As President Obama ends his bitter and petty campaign of character assassination against his challenger Mitt Romney, one is struck by just how low the lofty orator has fallen from his 2008 bid. The erstwhile freshman Senator rode into office on a wave of disingenuous half-truths and outright lies promising “hope and change.” But at least Obama sounded vaguely optimistic and sunny while he lied — repeatedly — to voters’ faces.
About ending the War in Iraq in 16 months. About bringing the War in Afghanistan to a speedy close. About shuttering Guantanamo Bay. About extraordinary rendition. About cutting the deficit in half. About the need to curb healthcare spending. About not taxing the middle class. About becoming a post-partisan president.
Instead, he extended the War in Iraq to double his pledged time. He has our troops in Afghanistan at least until 2014, if not until 2024. He launched a new war in Libya, without Congressional authorization. He couldn’t bring himself to call America’s enemies ‘terrorists’ at Fort Hood and Benghazi.

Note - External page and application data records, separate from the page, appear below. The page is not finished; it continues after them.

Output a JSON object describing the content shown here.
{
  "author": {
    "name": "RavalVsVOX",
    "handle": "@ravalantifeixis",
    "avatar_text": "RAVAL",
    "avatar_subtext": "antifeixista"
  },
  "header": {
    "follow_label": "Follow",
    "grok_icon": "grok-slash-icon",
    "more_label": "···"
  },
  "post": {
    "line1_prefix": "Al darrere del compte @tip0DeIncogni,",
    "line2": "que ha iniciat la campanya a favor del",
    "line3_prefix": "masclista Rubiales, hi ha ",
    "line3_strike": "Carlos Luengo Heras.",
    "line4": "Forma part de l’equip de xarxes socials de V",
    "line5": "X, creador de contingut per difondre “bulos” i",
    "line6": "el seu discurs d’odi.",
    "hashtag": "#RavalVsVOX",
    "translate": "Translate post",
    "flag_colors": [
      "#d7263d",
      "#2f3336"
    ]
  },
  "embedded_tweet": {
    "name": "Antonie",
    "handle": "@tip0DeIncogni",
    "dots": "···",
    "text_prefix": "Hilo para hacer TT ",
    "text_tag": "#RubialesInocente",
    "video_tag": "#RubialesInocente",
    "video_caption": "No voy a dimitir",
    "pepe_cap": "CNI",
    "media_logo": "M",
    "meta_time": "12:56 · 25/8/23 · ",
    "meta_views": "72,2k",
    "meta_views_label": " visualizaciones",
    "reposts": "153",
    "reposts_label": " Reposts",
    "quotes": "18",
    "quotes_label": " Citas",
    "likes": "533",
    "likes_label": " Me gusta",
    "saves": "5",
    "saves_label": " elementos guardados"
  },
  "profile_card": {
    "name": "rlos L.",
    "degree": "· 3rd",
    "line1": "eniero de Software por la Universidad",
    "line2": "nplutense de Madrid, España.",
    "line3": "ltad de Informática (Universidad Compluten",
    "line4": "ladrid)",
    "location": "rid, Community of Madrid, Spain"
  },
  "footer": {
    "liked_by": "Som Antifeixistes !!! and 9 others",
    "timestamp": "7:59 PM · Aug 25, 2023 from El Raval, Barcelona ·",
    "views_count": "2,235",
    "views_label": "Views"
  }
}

On the economy, he tripled the deficit, starting with the 2009 Democrat-drafted budget he signed. Then he passed Obamacare, which has exploded to three times original cost estimates. He passed taxes on the middle class dozens of times. He hasn’t passed a budget at all in nearly three years. And then he recently implored his Democrat base to exact “revenge” on their opponents (for paying for all the Democrats’ compassionate social welfare programs, presumably.)
The suddenly churlish Obama then scapegoated former President Bush for the “same old” disastrous economics, apparently the one that led to 52 straight months of job growth. And at least Bush warned about the coming housing bubble burst. But whatever the legend is around liberal watercoolers to this day, President Bush did not save a free market, because there was no free market to begin with — especially when it came to housing mortgages.
But the GOP is still somehow to blame for the poor economy in Democrat voters’ minds, because we are talking about a right-wing party that is so insidious and formidable in Democrat mythology that not a single Republican voted for Obamacare and the bill still passed easily. Then the nefarious law was rubber-stamped by a Republican-appointed chief justice who bought a line about the Obamatax that not even the president’s council believed. The government lawyers argued it both was and was not a tax and apparently won. Heads we win, tails you lose.
So how are Republicans rigging the system? How can the GOP be considered the establishment? Some Republicans are lazy and apathetic, but they are not the face of big government, not even big business. The Democrats have handed trillions to big business on a silver platter, whether we are talking about green subsidies or flat-out stimulus slush. But the left still cries about “tax cuts for the wealthy,” as if they have prima nocta to screw taxpayers, rather than allow them to reward businesses with their hard-earned cash.
But maybe that’s what separates us and them the most, meaning conservatives and liberals. We assume that life is hard work, overcoming adversity, and dealing with unpleasant realities. The Democrats want to grant a make-believe generous and compassionate government with the power to control everything in the world. Oh sorry, make things “fair.”
What isn’t “fair” is when politicians and their crony capitalist allies determine what we do with our lives: in business, in society, in our homes. And cutting taxes is returning more power to us, to the market. De-regulating is returning more power to us, to the consumers. The Republican Party is not the establishment party, even if it concedes far too often to the political left and special interests. It is largely unprincipled, yielding ground to the entitlement state, and even swelling it drastically on occasion. It is far from ideal; even seriously flawed.
Tomorrow, I am voting Republican in the biggest race of my lifetime to limit the damage the Democrats can do, and voting Libertarian anywhere else I can to voice my contempt and disgust for the two-party status quo. People believe they can change the system by simply registering their objection to it by voting Gary Johnson. I disagree. I don’t think this will do anything but lead to a worse income in both the short-term and long-term.
We need to engage and fundamentally transform the Republican Party, and use it as a tool to advance freedom, even if that means exposing and throwing out any politician that is against the cause of liberty. We cannot just throw up our hands and abandon the best possible chance to advance our interests; even if it is incremental change, and even if it turns out to be too little, too late.
We on the conservatarian side of things have to feel good about New Media’s chances to change the culture, and thereby, change the conversation in a way that makes it harder for both parties to damage our freedoms.
We don’t need a political messiah in this election; what we need is time. Mitt Romney gives us that.
Note: Some of the documentation for this article’s claims can be found here: “1001 Reasons to Vote Against Barack Obama.”